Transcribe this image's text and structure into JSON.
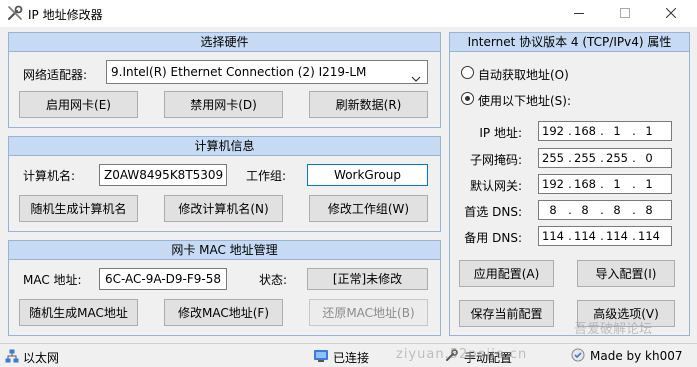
{
  "window": {
    "title": "IP 地址修改器",
    "icon": "tools-icon",
    "controls": [
      "minimize-icon",
      "maximize-icon",
      "close-icon"
    ]
  },
  "hardware": {
    "header": "选择硬件",
    "adapter_label": "网络适配器:",
    "adapter_value": "9.Intel(R) Ethernet Connection (2) I219-LM",
    "enable_button": "启用网卡(E)",
    "disable_button": "禁用网卡(D)",
    "refresh_button": "刷新数据(R)"
  },
  "computer": {
    "header": "计算机信息",
    "name_label": "计算机名:",
    "name_value": "Z0AW8495K8T5309",
    "workgroup_label": "工作组:",
    "workgroup_value": "WorkGroup",
    "random_name_button": "随机生成计算机名",
    "modify_name_button": "修改计算机名(N)",
    "modify_workgroup_button": "修改工作组(W)"
  },
  "mac": {
    "header": "网卡 MAC 地址管理",
    "mac_label": "MAC 地址:",
    "mac_value": "6C-AC-9A-D9-F9-58",
    "status_label": "状态:",
    "status_value": "[正常]未修改",
    "random_mac_button": "随机生成MAC地址",
    "modify_mac_button": "修改MAC地址(F)",
    "restore_mac_button": "还原MAC地址(B)"
  },
  "ipv4": {
    "header": "Internet 协议版本 4 (TCP/IPv4) 属性",
    "auto_radio": "自动获取地址(O)",
    "manual_radio": "使用以下地址(S):",
    "rows": [
      {
        "label": "IP 地址:",
        "octets": [
          "192",
          "168",
          "1",
          "1"
        ]
      },
      {
        "label": "子网掩码:",
        "octets": [
          "255",
          "255",
          "255",
          "0"
        ]
      },
      {
        "label": "默认网关:",
        "octets": [
          "192",
          "168",
          "1",
          "1"
        ]
      },
      {
        "label": "首选 DNS:",
        "octets": [
          "8",
          "8",
          "8",
          "8"
        ]
      },
      {
        "label": "备用 DNS:",
        "octets": [
          "114",
          "114",
          "114",
          "114"
        ]
      }
    ],
    "apply_button": "应用配置(A)",
    "import_button": "导入配置(I)",
    "save_button": "保存当前配置",
    "advanced_button": "高级选项(V)"
  },
  "statusbar": {
    "network_name": "以太网",
    "connection": "已连接",
    "mode": "手动配置",
    "credit": "Made by kh007"
  },
  "watermark": {
    "line1": "吾爱破解论坛",
    "line2": "ziyuan.52pojie.cn"
  },
  "colors": {
    "panel_header": "#c6dbf3",
    "panel_border": "#98b4d4",
    "focus": "#0078d7"
  }
}
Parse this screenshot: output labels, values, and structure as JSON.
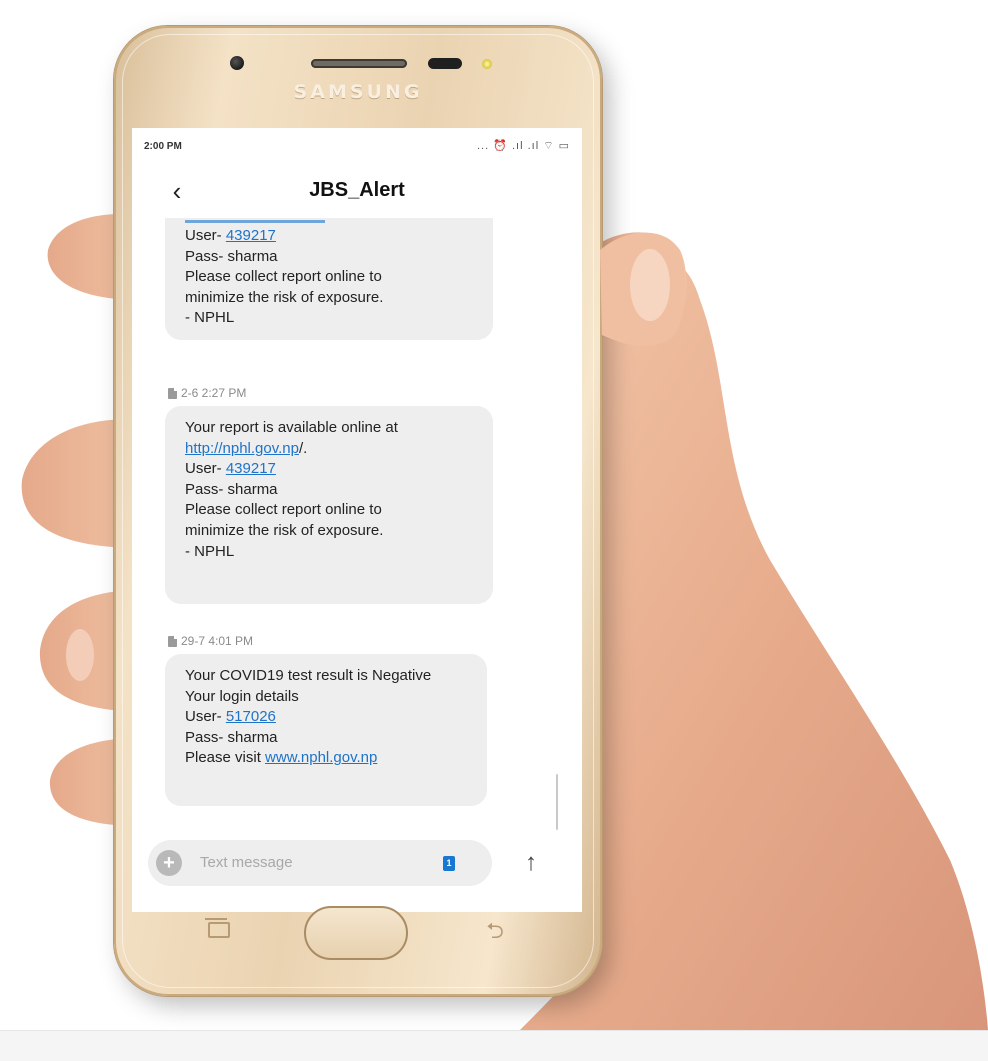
{
  "status_bar": {
    "time": "2:00 PM",
    "icons": "... ⏰ .ıl .ıl ⌔ ▭"
  },
  "header": {
    "back_icon": "chevron-left-icon",
    "title": "JBS_Alert"
  },
  "phone": {
    "brand": "SAMSUNG"
  },
  "messages": [
    {
      "lines": [
        {
          "prefix": "User- ",
          "link": "439217"
        },
        {
          "text": "Pass- sharma"
        },
        {
          "text": "Please collect report online to"
        },
        {
          "text": "minimize the risk of exposure."
        },
        {
          "text": "- NPHL"
        }
      ]
    },
    {
      "meta": "2-6 2:27 PM",
      "lines": [
        {
          "text": "Your report is available online at"
        },
        {
          "link": "http://nphl.gov.np",
          "suffix": "/."
        },
        {
          "prefix": "User- ",
          "link": "439217"
        },
        {
          "text": "Pass- sharma"
        },
        {
          "text": "Please collect report online to"
        },
        {
          "text": "minimize the risk of exposure."
        },
        {
          "text": "- NPHL"
        }
      ]
    },
    {
      "meta": "29-7 4:01 PM",
      "lines": [
        {
          "text": "Your COVID19 test result is Negative"
        },
        {
          "text": "Your login details"
        },
        {
          "prefix": "User- ",
          "link": "517026"
        },
        {
          "text": "Pass- sharma"
        },
        {
          "prefix": "Please visit ",
          "link": "www.nphl.gov.np"
        }
      ]
    }
  ],
  "compose": {
    "add_icon": "plus-circle-icon",
    "placeholder": "Text message",
    "sim_label": "1",
    "send_icon": "arrow-up-icon"
  },
  "colors": {
    "phone_gold": "#ead3b1",
    "bubble": "#eeeeee",
    "link": "#1e73c9",
    "sim_blue": "#1877d2",
    "skin": "#e8b395"
  }
}
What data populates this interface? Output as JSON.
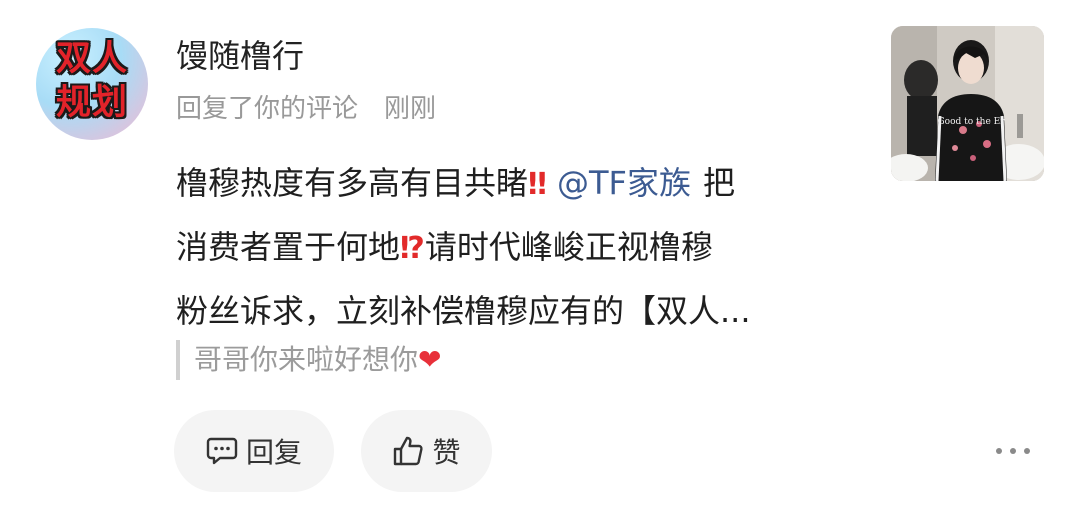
{
  "comment": {
    "avatar_text": [
      "双人",
      "规划"
    ],
    "username": "馒随橹行",
    "action": "回复了你的评论",
    "time": "刚刚",
    "text_lines": [
      "橹穆热度有多高有目共睹",
      "消费者置于何地",
      "请时代峰峻正视橹穆",
      "粉丝诉求，立刻补偿橹穆应有的【双人..."
    ],
    "mention": "@TF家族",
    "text_after_mention": "把",
    "emoji_double_exclaim": "‼",
    "emoji_exclaim_question": "⁉",
    "quoted_text": "哥哥你来啦好想你",
    "quoted_emoji": "❤",
    "thumbnail_text": "Good to the Er"
  },
  "actions": {
    "reply_label": "回复",
    "like_label": "赞"
  },
  "icons": {
    "reply": "comment-icon",
    "like": "thumbs-up-icon",
    "more": "more-dots-icon"
  },
  "colors": {
    "mention": "#3c5b92",
    "emoji_red": "#e22a2a",
    "quote_bar": "#d0d0d0",
    "button_bg": "#f4f4f4"
  }
}
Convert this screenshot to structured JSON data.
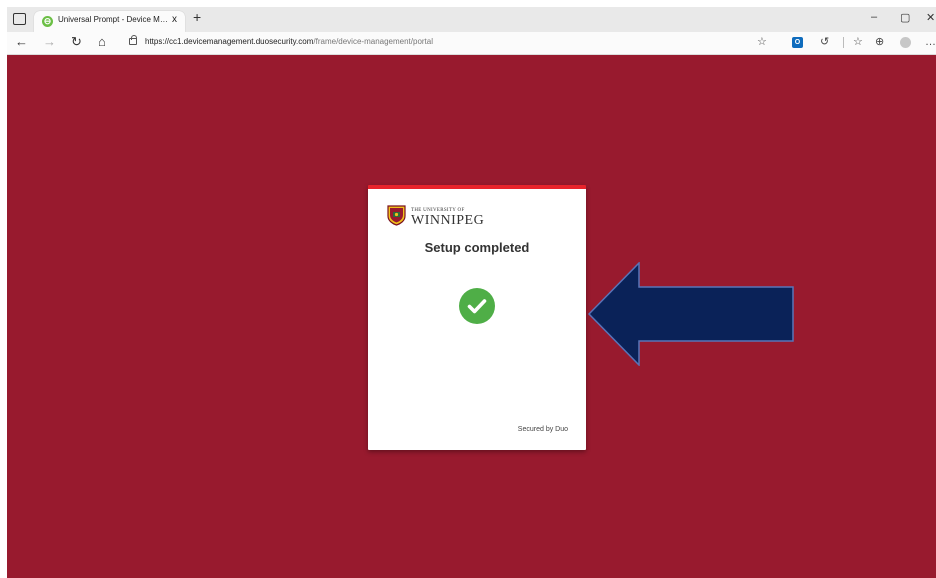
{
  "browser": {
    "tab_title": "Universal Prompt - Device Management",
    "tab_close": "x",
    "new_tab": "+",
    "url_host": "https://cc1.devicemanagement.duosecurity.com",
    "url_path": "/frame/device-management/portal",
    "window_controls": {
      "minimize": "–",
      "maximize": "▢",
      "close": "✕"
    },
    "icons": [
      "favorites-add-icon",
      "outlook-icon",
      "collections-icon",
      "favorites-icon",
      "tab-collections-icon",
      "profile-icon",
      "more-icon"
    ]
  },
  "page": {
    "background": "#981a2e",
    "card": {
      "logo_small": "THE UNIVERSITY OF",
      "logo_big": "WINNIPEG",
      "title": "Setup completed",
      "footer": "Secured by Duo",
      "accent": "#e8242c",
      "success_color": "#4fae47"
    },
    "arrow_color": "#0a2258"
  }
}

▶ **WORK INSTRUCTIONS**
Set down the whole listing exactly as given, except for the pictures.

▶ **EXERCISE SOLUTION**
Transcribe this image's text and structure into JSON.
{
  "window": {
    "title": "IP 地址修改器",
    "icon": "tools-icon",
    "controls": [
      "minimize-icon",
      "maximize-icon",
      "close-icon"
    ]
  },
  "hardware": {
    "header": "选择硬件",
    "adapter_label": "网络适配器:",
    "adapter_value": "9.Intel(R) Ethernet Connection (2) I219-LM",
    "enable_button": "启用网卡(E)",
    "disable_button": "禁用网卡(D)",
    "refresh_button": "刷新数据(R)"
  },
  "computer": {
    "header": "计算机信息",
    "name_label": "计算机名:",
    "name_value": "Z0AW8495K8T5309",
    "workgroup_label": "工作组:",
    "workgroup_value": "WorkGroup",
    "random_name_button": "随机生成计算机名",
    "modify_name_button": "修改计算机名(N)",
    "modify_workgroup_button": "修改工作组(W)"
  },
  "mac": {
    "header": "网卡 MAC 地址管理",
    "mac_label": "MAC 地址:",
    "mac_value": "6C-AC-9A-D9-F9-58",
    "status_label": "状态:",
    "status_value": "[正常]未修改",
    "random_mac_button": "随机生成MAC地址",
    "modify_mac_button": "修改MAC地址(F)",
    "restore_mac_button": "还原MAC地址(B)"
  },
  "ipv4": {
    "header": "Internet 协议版本 4 (TCP/IPv4) 属性",
    "auto_radio": "自动获取地址(O)",
    "manual_radio": "使用以下地址(S):",
    "rows": [
      {
        "label": "IP 地址:",
        "octets": [
          "192",
          "168",
          "1",
          "1"
        ]
      },
      {
        "label": "子网掩码:",
        "octets": [
          "255",
          "255",
          "255",
          "0"
        ]
      },
      {
        "label": "默认网关:",
        "octets": [
          "192",
          "168",
          "1",
          "1"
        ]
      },
      {
        "label": "首选 DNS:",
        "octets": [
          "8",
          "8",
          "8",
          "8"
        ]
      },
      {
        "label": "备用 DNS:",
        "octets": [
          "114",
          "114",
          "114",
          "114"
        ]
      }
    ],
    "apply_button": "应用配置(A)",
    "import_button": "导入配置(I)",
    "save_button": "保存当前配置",
    "advanced_button": "高级选项(V)"
  },
  "statusbar": {
    "network_name": "以太网",
    "connection": "已连接",
    "mode": "手动配置",
    "credit": "Made by kh007"
  },
  "watermark": {
    "line1": "吾爱破解论坛",
    "line2": "ziyuan.52pojie.cn"
  },
  "colors": {
    "panel_header": "#c6dbf3",
    "panel_border": "#98b4d4",
    "focus": "#0078d7"
  }
}
Parse this screenshot: output labels, values, and structure as JSON.
{
  "status_bar": {
    "time": "2:00 PM",
    "icons": "... ⏰ .ıl .ıl ⌔ ▭"
  },
  "header": {
    "back_icon": "chevron-left-icon",
    "title": "JBS_Alert"
  },
  "phone": {
    "brand": "SAMSUNG"
  },
  "messages": [
    {
      "lines": [
        {
          "prefix": "User- ",
          "link": "439217"
        },
        {
          "text": "Pass- sharma"
        },
        {
          "text": "Please collect report online to"
        },
        {
          "text": "minimize the risk of exposure."
        },
        {
          "text": "- NPHL"
        }
      ]
    },
    {
      "meta": "2-6 2:27 PM",
      "lines": [
        {
          "text": "Your report is available online at"
        },
        {
          "link": "http://nphl.gov.np",
          "suffix": "/."
        },
        {
          "prefix": "User- ",
          "link": "439217"
        },
        {
          "text": "Pass- sharma"
        },
        {
          "text": "Please collect report online to"
        },
        {
          "text": "minimize the risk of exposure."
        },
        {
          "text": "- NPHL"
        }
      ]
    },
    {
      "meta": "29-7 4:01 PM",
      "lines": [
        {
          "text": "Your COVID19 test result is Negative"
        },
        {
          "text": "Your login details"
        },
        {
          "prefix": "User- ",
          "link": "517026"
        },
        {
          "text": "Pass- sharma"
        },
        {
          "prefix": "Please visit ",
          "link": "www.nphl.gov.np"
        }
      ]
    }
  ],
  "compose": {
    "add_icon": "plus-circle-icon",
    "placeholder": "Text message",
    "sim_label": "1",
    "send_icon": "arrow-up-icon"
  },
  "colors": {
    "phone_gold": "#ead3b1",
    "bubble": "#eeeeee",
    "link": "#1e73c9",
    "sim_blue": "#1877d2",
    "skin": "#e8b395"
  }
}
What data populates this interface? Output as JSON.
{
  "comment": {
    "avatar_text": [
      "双人",
      "规划"
    ],
    "username": "馒随橹行",
    "action": "回复了你的评论",
    "time": "刚刚",
    "text_lines": [
      "橹穆热度有多高有目共睹",
      "消费者置于何地",
      "请时代峰峻正视橹穆",
      "粉丝诉求，立刻补偿橹穆应有的【双人..."
    ],
    "mention": "@TF家族",
    "text_after_mention": "把",
    "emoji_double_exclaim": "‼",
    "emoji_exclaim_question": "⁉",
    "quoted_text": "哥哥你来啦好想你",
    "quoted_emoji": "❤",
    "thumbnail_text": "Good to the Er"
  },
  "actions": {
    "reply_label": "回复",
    "like_label": "赞"
  },
  "icons": {
    "reply": "comment-icon",
    "like": "thumbs-up-icon",
    "more": "more-dots-icon"
  },
  "colors": {
    "mention": "#3c5b92",
    "emoji_red": "#e22a2a",
    "quote_bar": "#d0d0d0",
    "button_bg": "#f4f4f4"
  }
}
Convert this screenshot to structured JSON data.
{
  "browser": {
    "tab_title": "Universal Prompt - Device Management",
    "tab_close": "x",
    "new_tab": "+",
    "url_host": "https://cc1.devicemanagement.duosecurity.com",
    "url_path": "/frame/device-management/portal",
    "window_controls": {
      "minimize": "–",
      "maximize": "▢",
      "close": "✕"
    },
    "icons": [
      "favorites-add-icon",
      "outlook-icon",
      "collections-icon",
      "favorites-icon",
      "tab-collections-icon",
      "profile-icon",
      "more-icon"
    ]
  },
  "page": {
    "background": "#981a2e",
    "card": {
      "logo_small": "THE UNIVERSITY OF",
      "logo_big": "WINNIPEG",
      "title": "Setup completed",
      "footer": "Secured by Duo",
      "accent": "#e8242c",
      "success_color": "#4fae47"
    },
    "arrow_color": "#0a2258"
  }
}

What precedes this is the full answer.